There are many reasons in some industries to organize. However, union organization rarely results in improved flexibility or innovation. Most of the very troubled industries in the United States (auto makers, transportation, textiles and heavy manufacturing) were clobbered by burdensome union demands and a lack of flexibility. As a consequence we have seen a mass exodus of these industries form the United States and those that remain are (in some cases) barely functional.
Unions have had a profound and positive effect on the nation's workforce. There is no doubt that they played a critical role in the development of strong worker safety rules and the elimination of child labor. However, like many institutions, they have stagnated and become political elements unto themselves. They are less concerned about the welfare of their constituents and more focused on amassing political power and setting agendas in line with their worldview.
I work daily in a unionized setting. My relationship with the union leadership is good and I respect their commitment to the coworkers. However, I know that their non-union counterparts enjoy more opportunity and benefits along with the same protections and security. Unionizing will not stop a plant form closing or a business from leaving the country. It may, in fact, accelerate the decline of that business in the global arena. If you are so inclined, I urge you to comment on this issue to your elected representatives.
The Employee Free Choice Act was introduced in both the House of Representatives and the Senate today.
Despite Senate Democrats' failure to secure 60 votes in favor of the bill, the battle over EFCA has begun. And as we have heard from so many of you, our economy can not afford a defeat.

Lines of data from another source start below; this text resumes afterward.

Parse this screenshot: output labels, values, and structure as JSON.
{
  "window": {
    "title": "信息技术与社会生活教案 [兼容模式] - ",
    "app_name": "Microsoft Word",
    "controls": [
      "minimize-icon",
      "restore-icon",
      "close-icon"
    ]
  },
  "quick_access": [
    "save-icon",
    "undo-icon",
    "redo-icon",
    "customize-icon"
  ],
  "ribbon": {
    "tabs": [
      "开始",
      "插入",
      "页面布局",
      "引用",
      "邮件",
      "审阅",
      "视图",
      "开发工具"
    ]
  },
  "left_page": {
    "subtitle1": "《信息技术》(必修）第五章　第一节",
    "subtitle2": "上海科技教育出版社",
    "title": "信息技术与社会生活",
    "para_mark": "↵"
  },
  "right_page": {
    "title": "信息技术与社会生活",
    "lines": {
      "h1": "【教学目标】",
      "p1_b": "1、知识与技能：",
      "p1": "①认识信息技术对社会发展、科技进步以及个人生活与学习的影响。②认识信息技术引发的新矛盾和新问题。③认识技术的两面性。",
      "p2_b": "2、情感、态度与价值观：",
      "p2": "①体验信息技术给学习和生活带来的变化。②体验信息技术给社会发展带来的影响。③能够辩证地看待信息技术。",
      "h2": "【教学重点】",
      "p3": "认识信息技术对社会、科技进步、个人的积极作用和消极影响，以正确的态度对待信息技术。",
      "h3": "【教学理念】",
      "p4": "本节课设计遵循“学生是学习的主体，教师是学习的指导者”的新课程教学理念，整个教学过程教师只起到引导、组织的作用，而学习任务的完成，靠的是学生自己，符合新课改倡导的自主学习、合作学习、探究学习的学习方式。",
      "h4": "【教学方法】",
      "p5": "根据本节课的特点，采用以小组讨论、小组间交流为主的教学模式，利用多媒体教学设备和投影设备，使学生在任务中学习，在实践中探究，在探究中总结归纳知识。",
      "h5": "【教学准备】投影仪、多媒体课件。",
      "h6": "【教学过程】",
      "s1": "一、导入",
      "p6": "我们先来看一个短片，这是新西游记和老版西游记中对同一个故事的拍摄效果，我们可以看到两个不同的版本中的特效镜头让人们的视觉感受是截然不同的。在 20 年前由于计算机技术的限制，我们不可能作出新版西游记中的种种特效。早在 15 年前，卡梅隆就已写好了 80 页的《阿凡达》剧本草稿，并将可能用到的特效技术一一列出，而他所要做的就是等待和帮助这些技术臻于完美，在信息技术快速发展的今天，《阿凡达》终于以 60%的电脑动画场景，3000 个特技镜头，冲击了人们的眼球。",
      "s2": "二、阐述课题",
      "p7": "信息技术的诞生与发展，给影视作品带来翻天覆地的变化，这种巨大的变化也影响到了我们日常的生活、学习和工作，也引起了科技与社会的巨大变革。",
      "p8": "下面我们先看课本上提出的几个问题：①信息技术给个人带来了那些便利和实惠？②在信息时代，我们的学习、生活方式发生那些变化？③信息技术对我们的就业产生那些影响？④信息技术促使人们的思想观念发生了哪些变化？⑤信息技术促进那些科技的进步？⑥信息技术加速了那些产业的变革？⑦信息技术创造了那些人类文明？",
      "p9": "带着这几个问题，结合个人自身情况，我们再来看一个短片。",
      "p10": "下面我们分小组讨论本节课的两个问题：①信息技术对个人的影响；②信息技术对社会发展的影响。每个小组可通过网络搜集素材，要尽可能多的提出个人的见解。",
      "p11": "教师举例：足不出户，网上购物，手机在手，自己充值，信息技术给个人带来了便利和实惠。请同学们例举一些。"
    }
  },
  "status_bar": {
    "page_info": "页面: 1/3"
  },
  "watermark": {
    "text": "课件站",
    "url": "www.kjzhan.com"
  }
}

As you know, union leaders want to change the rules of how unions are recognized by encouraging legislators to do away with the proven practice of holding free and fair secret ballot elections. H.R. 1409 was introduced in the House moments ago and will drop in the Senate soon.
Our efforts have been successful so far, causing the bill's delay. In addition, this weekend Sen. McCaskill acknowleged that support in the Senate for EFCA is diminishing.
Tell your Senators to vote against cloture on the bill. A vote for cloture--to limit the amount of time to consider the bill--is a vote in favor of EFCA.
It's apparent that our opposition to this bill is gaining traction, and your input is more important than ever.